.. awesome ..
Wonderful tribute to Vincent.
Thanks to the BBC and Simon Schama for the wonderful production 🙂
After a 125-day stay aboard the International Space Station, ISS Commander Sunita (Suni) Williams touched down in Kazakhstan on Monday, along with Flight Engineers Aki Hoshide and Yuri Malanchenko. Part of what is known as Expedition 33, the three boarded their Soyuz TMA-05M on Sunday to return to Earth, but before they left, Williams downlinked an extensive tour above of the ISS orbital laboratory. Williams has given several interviews from her ISS post, so you may have already seen her floating weightless in front of the camera, a nimbus of dark hair around her face.

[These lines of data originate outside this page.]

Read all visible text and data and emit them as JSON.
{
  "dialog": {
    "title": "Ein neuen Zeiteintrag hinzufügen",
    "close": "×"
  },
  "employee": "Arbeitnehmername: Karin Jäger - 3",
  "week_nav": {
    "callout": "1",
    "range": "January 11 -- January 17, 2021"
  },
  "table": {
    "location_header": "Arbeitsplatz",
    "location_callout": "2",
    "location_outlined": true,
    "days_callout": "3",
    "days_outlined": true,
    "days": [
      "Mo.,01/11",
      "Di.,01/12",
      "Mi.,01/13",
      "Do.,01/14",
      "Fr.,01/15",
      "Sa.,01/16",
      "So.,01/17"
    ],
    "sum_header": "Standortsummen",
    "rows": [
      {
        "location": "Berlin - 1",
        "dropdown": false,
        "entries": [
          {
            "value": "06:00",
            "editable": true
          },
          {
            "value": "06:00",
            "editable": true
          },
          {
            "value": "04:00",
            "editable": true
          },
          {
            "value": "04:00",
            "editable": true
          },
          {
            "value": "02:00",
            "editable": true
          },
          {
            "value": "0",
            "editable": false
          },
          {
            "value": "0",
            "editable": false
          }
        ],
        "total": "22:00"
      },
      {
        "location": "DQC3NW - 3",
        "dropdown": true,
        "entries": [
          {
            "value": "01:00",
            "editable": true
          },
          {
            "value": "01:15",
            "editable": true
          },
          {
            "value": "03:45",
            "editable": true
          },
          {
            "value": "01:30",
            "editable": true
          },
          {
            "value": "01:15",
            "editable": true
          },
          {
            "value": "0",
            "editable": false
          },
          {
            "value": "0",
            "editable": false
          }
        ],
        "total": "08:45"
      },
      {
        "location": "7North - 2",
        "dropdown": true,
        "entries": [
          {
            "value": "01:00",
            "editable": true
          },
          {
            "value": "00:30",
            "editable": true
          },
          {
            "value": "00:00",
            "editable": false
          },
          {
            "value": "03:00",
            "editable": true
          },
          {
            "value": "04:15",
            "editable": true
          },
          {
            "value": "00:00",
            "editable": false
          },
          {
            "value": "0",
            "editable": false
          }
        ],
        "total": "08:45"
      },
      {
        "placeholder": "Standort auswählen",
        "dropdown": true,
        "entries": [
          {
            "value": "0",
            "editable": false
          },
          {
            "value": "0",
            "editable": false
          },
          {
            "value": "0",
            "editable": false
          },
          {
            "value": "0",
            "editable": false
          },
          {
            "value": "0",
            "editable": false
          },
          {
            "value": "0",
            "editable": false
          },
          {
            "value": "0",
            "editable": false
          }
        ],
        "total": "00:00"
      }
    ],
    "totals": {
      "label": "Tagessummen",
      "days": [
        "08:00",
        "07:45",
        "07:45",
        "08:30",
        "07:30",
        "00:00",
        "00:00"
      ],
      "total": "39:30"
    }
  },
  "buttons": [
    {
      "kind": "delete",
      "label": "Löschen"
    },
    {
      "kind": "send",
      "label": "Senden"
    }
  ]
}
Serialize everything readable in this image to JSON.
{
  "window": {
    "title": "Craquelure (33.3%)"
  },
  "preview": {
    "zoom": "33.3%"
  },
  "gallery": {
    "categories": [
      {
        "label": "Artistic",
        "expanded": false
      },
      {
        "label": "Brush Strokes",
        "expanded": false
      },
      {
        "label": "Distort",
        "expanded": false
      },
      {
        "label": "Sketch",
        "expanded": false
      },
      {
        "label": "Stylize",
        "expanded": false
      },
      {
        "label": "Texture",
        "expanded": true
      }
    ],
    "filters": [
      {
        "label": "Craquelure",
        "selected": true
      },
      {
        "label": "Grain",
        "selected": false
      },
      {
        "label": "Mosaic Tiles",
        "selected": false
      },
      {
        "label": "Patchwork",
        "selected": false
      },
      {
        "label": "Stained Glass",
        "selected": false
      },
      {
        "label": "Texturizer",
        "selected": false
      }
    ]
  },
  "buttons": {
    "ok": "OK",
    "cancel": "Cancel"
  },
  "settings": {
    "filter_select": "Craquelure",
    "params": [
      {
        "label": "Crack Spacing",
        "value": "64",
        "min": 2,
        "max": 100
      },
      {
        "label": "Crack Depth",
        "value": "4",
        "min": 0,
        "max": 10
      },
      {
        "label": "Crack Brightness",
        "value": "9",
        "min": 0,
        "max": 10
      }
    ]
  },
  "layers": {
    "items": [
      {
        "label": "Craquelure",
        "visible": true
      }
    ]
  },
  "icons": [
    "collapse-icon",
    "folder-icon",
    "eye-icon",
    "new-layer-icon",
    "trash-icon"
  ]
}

Listening to this lady, you would think she is talking about taking the bus home after a day at the office, instead of re-entering the Earth’s atmosphere in a tiny capsule after a few months commanding one of humanity’s outstanding political and scientific achievements. (She did get home safely, by the way.)
I take my hat off to her, and to NASA for providing us with the privilege of seeing so much detail of what goes on up there.
The story of the panels
The stained glass panels were designed by William Bell Scott (1811-1890) and were originally installed in about 1870. Around one hundred years ago they were removed, reflecting changing tastes, and were replaced with the clear glass similar to that we see in the windows today. The panels have recently been the subject of new study and we need your help to bring them back to their former glory.
There are 24 panels of stained glass which are divided into four windows, two on either side of the lecture theatre. The technique used by Bell Scott creates the effect of pen-and-ink drawings, or etchings, and the panels feature stories from classical mythology as well as the lives of the Renaissance architects and painters Raphael (1483-1520) and Giotto (1266/7-1337). The panels are now considered important historical features of the Museum.
Je vous envie Matthieu Ricard –